It is the end of the road for parking attendants as we know them.

They are now called “civil enforcement officers” and come complete with new powers – and uniforms – thanks to the Traffic Management Act, introduced today.

Call to suspend ‘whole-body imaging’ at airports

May 19, 2009

Privacy advocates plan to call on the U.S. Department of Homeland Security to suspend use of “whole-body imaging,” the airport security technology that critics say performs “a virtual strip search” and produces “naked” pictures of passengers, CNN has learned.

Children’s database launched

May 18, 2009

A database which holds the details of every child in the UK has become operational.

ContactPoint holds the name, ages, address and other information for an estimated 11 million youngsters in England for access by childcare professionals.

The £224 million system was set up following the death of Victoria Climbie, who was abused by her great aunt and her boyfriend, but has been hit by a series of delays and fears over security.

Patent for killer chip denied in Germany

May 15, 2009

A Saudi inventor’s proposal to insert semiconductors subcutaneously in visitors and remotely kill them if they misbehave will not be patented in Germany.

Court allows police to track vehicles with GPS

May 12, 2009

A Wisconsin appeals court ruled Thursday that police were within their constitutional authority when they placed a GPS tracking device on a vehicle belonging to a man accused of stalking.

The Reason Why the IBM/Lockheed Martin Census Worker Is On Your Doorstep or…IBM’s Dirty Census Laundry

May 12, 2009

From April 1st, 150, 000 census workers, part of a $700 million taxpayer-funded contract, will travel all known streets and roads to identify every living quarter where people live or could potentially live. Each structure also will receive Global Positioning System (GPS) coordinates to make sure it is recorded in the right location.
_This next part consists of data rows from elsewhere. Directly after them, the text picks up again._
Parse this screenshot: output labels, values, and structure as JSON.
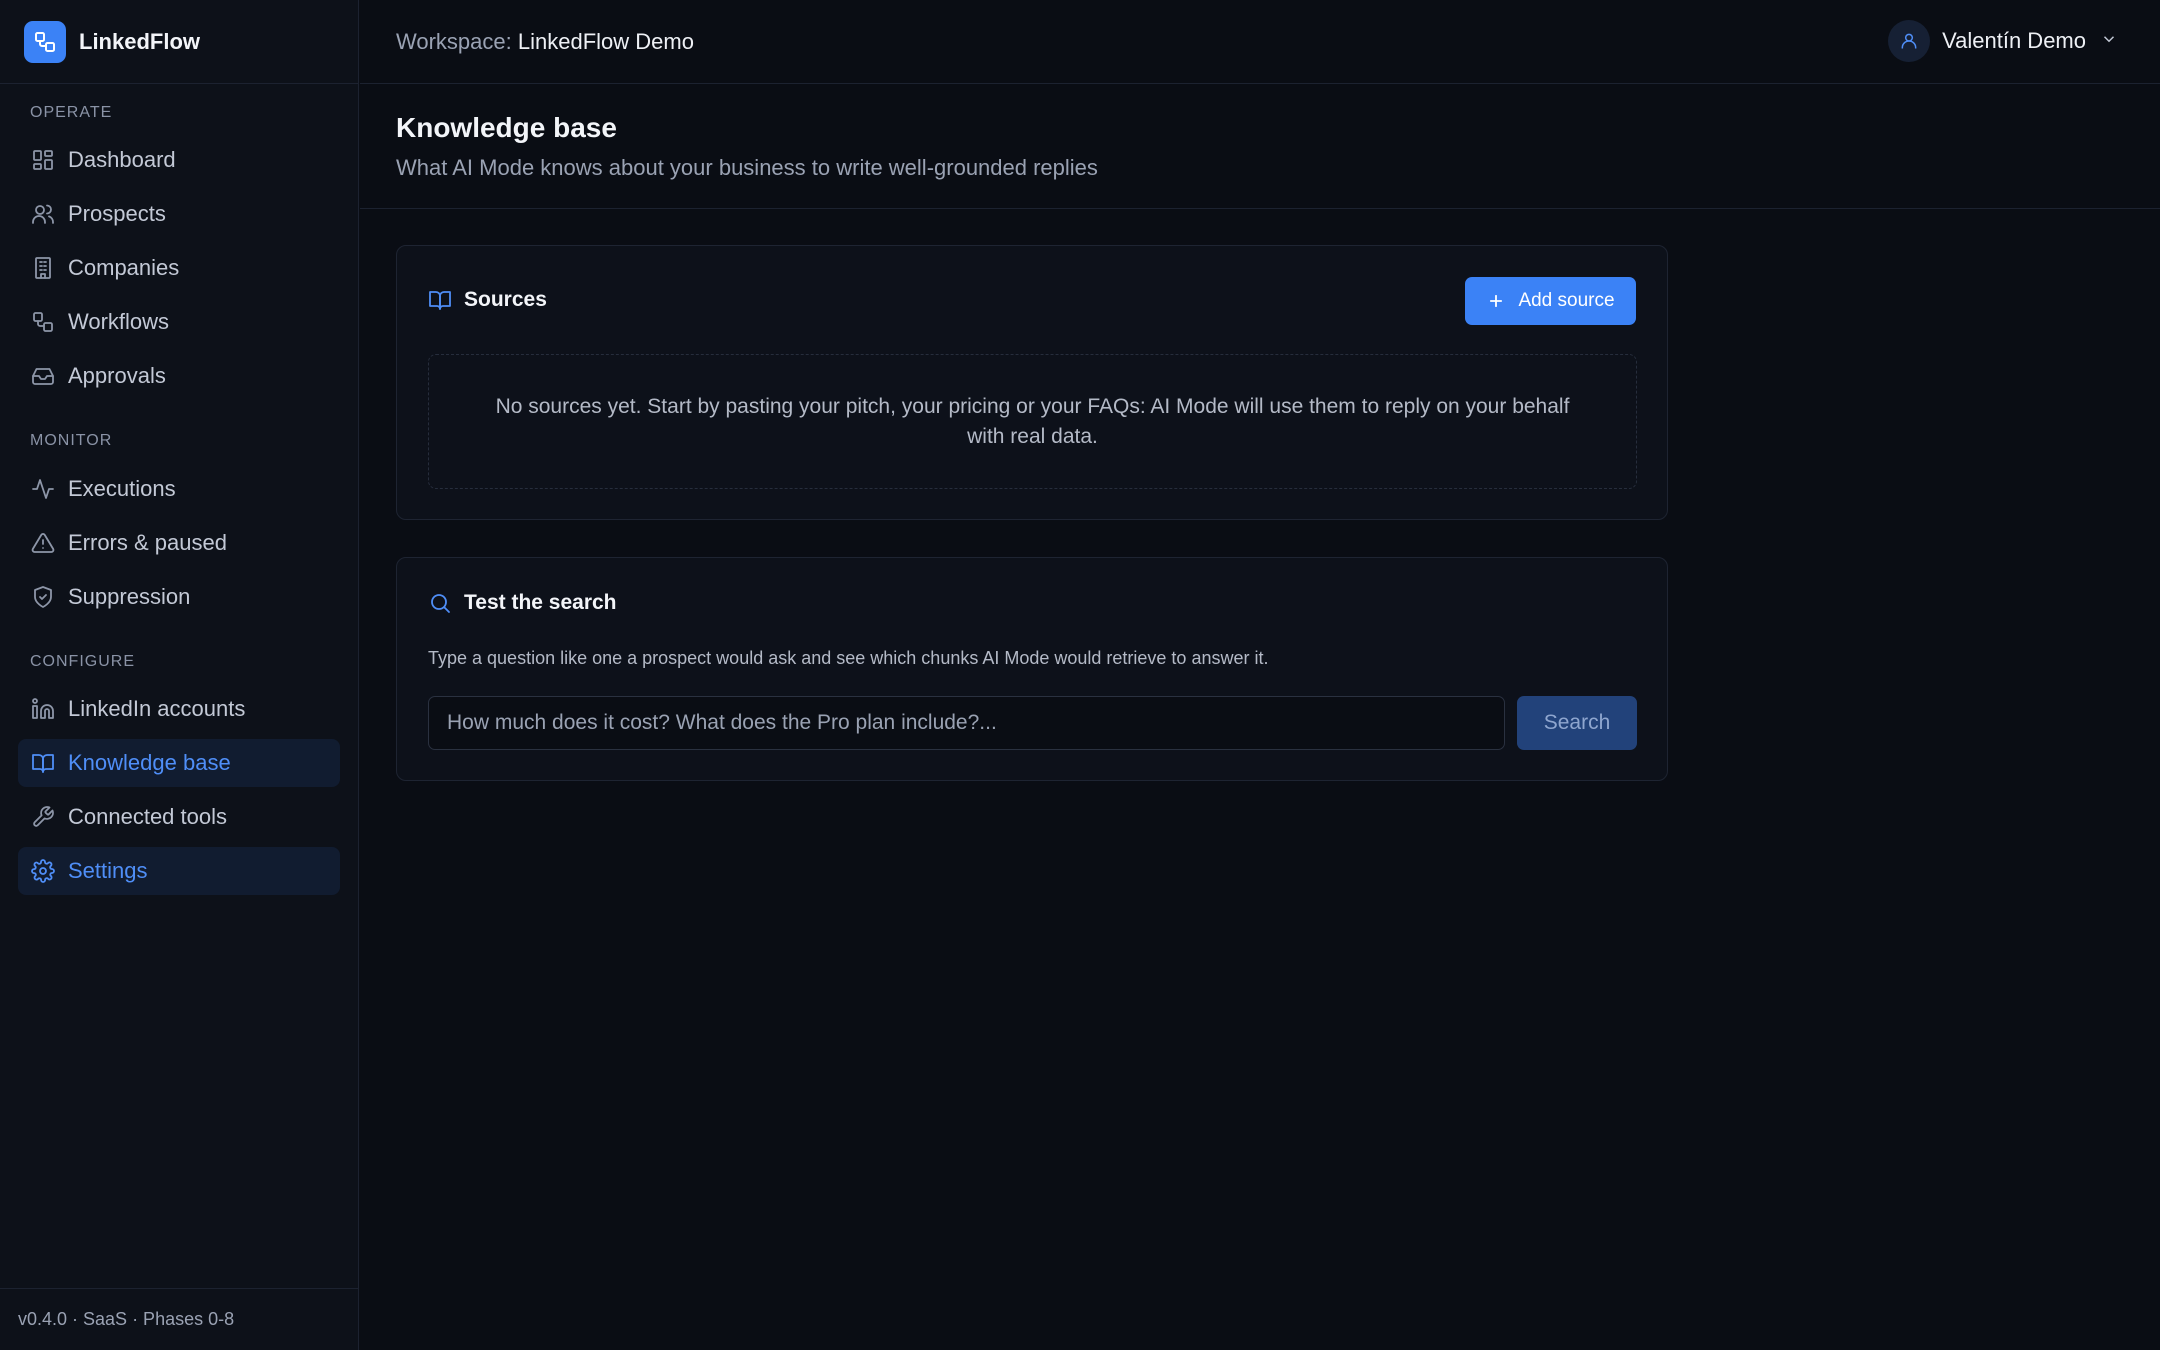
{
  "app": {
    "name": "LinkedFlow"
  },
  "sidebar": {
    "sections": [
      {
        "label": "OPERATE"
      },
      {
        "label": "MONITOR"
      },
      {
        "label": "CONFIGURE"
      }
    ],
    "items": [
      {
        "label": "Dashboard",
        "icon": "dashboard-icon"
      },
      {
        "label": "Prospects",
        "icon": "users-icon"
      },
      {
        "label": "Companies",
        "icon": "building-icon"
      },
      {
        "label": "Workflows",
        "icon": "workflow-icon"
      },
      {
        "label": "Approvals",
        "icon": "inbox-icon"
      },
      {
        "label": "Executions",
        "icon": "activity-icon"
      },
      {
        "label": "Errors & paused",
        "icon": "warning-icon"
      },
      {
        "label": "Suppression",
        "icon": "shield-icon"
      },
      {
        "label": "LinkedIn accounts",
        "icon": "linkedin-icon"
      },
      {
        "label": "Knowledge base",
        "icon": "book-icon",
        "active": true
      },
      {
        "label": "Connected tools",
        "icon": "wrench-icon"
      },
      {
        "label": "Settings",
        "icon": "gear-icon",
        "active": true
      }
    ],
    "footer": "v0.4.0 · SaaS · Phases 0-8"
  },
  "topbar": {
    "workspace_prefix": "Workspace:",
    "workspace_name": "LinkedFlow Demo",
    "user_name": "Valentín Demo"
  },
  "page": {
    "title": "Knowledge base",
    "subtitle": "What AI Mode knows about your business to write well-grounded replies"
  },
  "sources": {
    "title": "Sources",
    "add_label": "Add source",
    "empty_text": "No sources yet. Start by pasting your pitch, your pricing or your FAQs: AI Mode will use them to reply on your behalf with real data."
  },
  "test_search": {
    "title": "Test the search",
    "description": "Type a question like one a prospect would ask and see which chunks AI Mode would retrieve to answer it.",
    "placeholder": "How much does it cost? What does the Pro plan include?...",
    "value": "",
    "button_label": "Search"
  },
  "colors": {
    "accent": "#3b82f6",
    "background": "#0a0d14",
    "sidebar": "#0d1119"
  }
}
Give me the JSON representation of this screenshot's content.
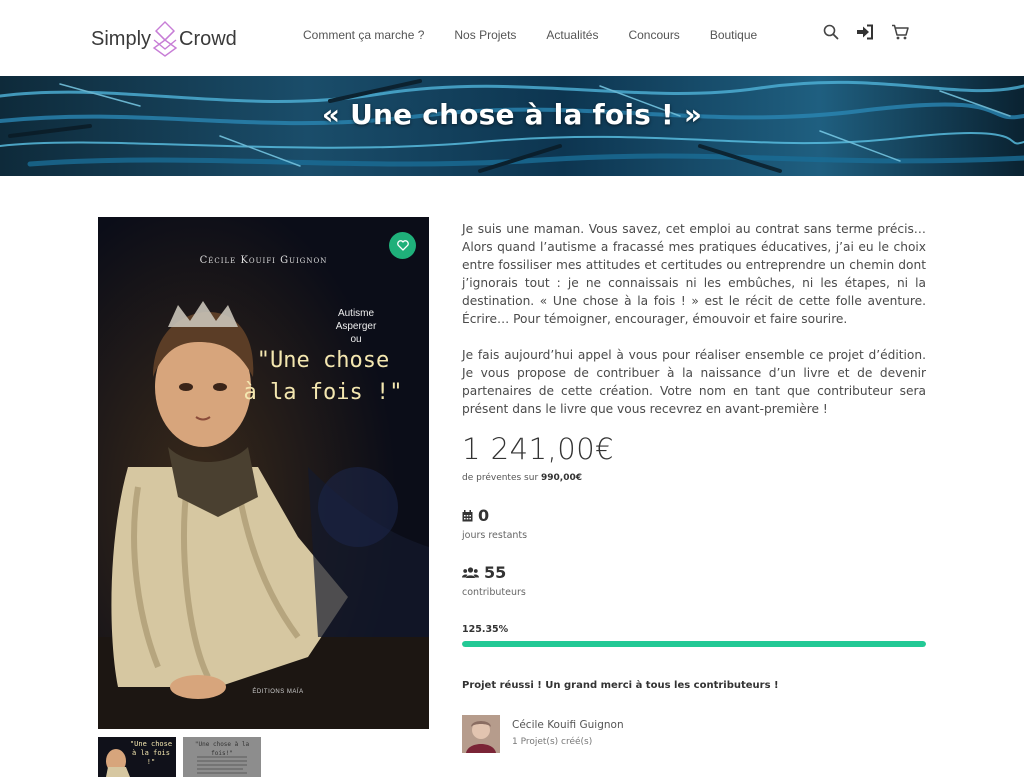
{
  "header": {
    "logo_left": "Simply",
    "logo_right": "Crowd",
    "nav": [
      "Comment ça marche ?",
      "Nos Projets",
      "Actualités",
      "Concours",
      "Boutique"
    ],
    "icons": [
      "search-icon",
      "sign-in-icon",
      "cart-icon"
    ]
  },
  "hero": {
    "title": "« Une chose à la fois ! »"
  },
  "cover": {
    "author": "Cécile Kouifi Guignon",
    "subtitle_lines": [
      "Autisme",
      "Asperger",
      "ou"
    ],
    "title_lines": [
      "\"Une chose",
      "à la fois !\""
    ],
    "publisher": "ÉDITIONS MAÏA"
  },
  "thumbs": {
    "t1_lines": [
      "\"Une chose",
      "à la fois !\""
    ],
    "t2_lines": [
      "\"Une chose à la fois!\""
    ]
  },
  "description": {
    "p1": "Je suis une maman. Vous savez, cet emploi au contrat sans terme précis… Alors quand l’autisme a fracassé mes pratiques éducatives, j’ai eu le choix entre fossiliser mes attitudes et certitudes ou entreprendre un chemin dont j’ignorais tout : je ne connaissais ni les embûches, ni les étapes, ni la destination. « Une chose à la fois ! » est le récit de cette folle aventure. Écrire… Pour témoigner, encourager, émouvoir et faire sourire.",
    "p2": "Je fais aujourd’hui appel à vous pour réaliser ensemble ce projet d’édition. Je vous propose de contribuer à la naissance d’un livre et de devenir partenaires de cette création. Votre nom en tant que contributeur sera présent dans le livre que vous recevrez en avant-première !"
  },
  "funding": {
    "amount": "1 241,00€",
    "sub_prefix": "de préventes sur",
    "goal": "990,00€",
    "days_value": "0",
    "days_label": "jours restants",
    "contributors_value": "55",
    "contributors_label": "contributeurs",
    "percent_text": "125.35%",
    "progress_fraction": 1.0,
    "success_message": "Projet réussi ! Un grand merci à tous les contributeurs !"
  },
  "creator": {
    "name": "Cécile Kouifi Guignon",
    "projects": "1 Projet(s) créé(s)"
  },
  "colors": {
    "accent": "#22c995",
    "favorite": "#1fb07a",
    "logo_mark": "#c77dd6"
  }
}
Jacqui’s secret plan to ‘Master the Internet’

May 4, 2009

Spy chiefs are already spending hundreds of millions of pounds on a mass internet surveillance system, despite Jacqui Smith’s announcement earlier this week that proposals for a central warehouse of communications data had been dumped on privacy grounds.

The system – uncovered today by The Register and The Sunday Times – is being installed under a GCHQ project called Mastering the Internet (MTI). It will include thousands of deep packet inspection probes inside communications providers’ networks, as well as massive computing power at the intelligence agency’s Cheltenham base, “the concrete doughnut”.

Sources with knowledge of the project said contacts have already been awarded to private sector partners.

Humour/Sarcasm used as weapons against the Gov’t

April 29, 2009

Newspapers give thumbs down to Government claims on ID cards

Phone bills ‘will rise’ to pay for database

April 29, 2009

GOVERNMENT TO MONITOR ONE TRILLION COCK PILL EMAILS

April 29, 2009

THE government has outlined plans to monitor all of Britain’s email traffic, covering everything from penis enlargement to Lindsey Lohan straddling a Labrador.

The only internet traffic exempt will be Ministry of Defence communications, NHS data transfers and anything that comes to or from the inbox of an MP, even if it has a JPEG attachment entitled ‘Freaky Japanese Scat’.

Plan to monitor all internet use

April 27, 2009

Communications firms are being asked to record all internet contacts between people as part of a modernisation in UK police surveillance tactics.

The home secretary scrapped plans for a database but wants details to be held and organised for security services.

The new system would track all e-mails, phone calls and internet use, including visits to social network sites.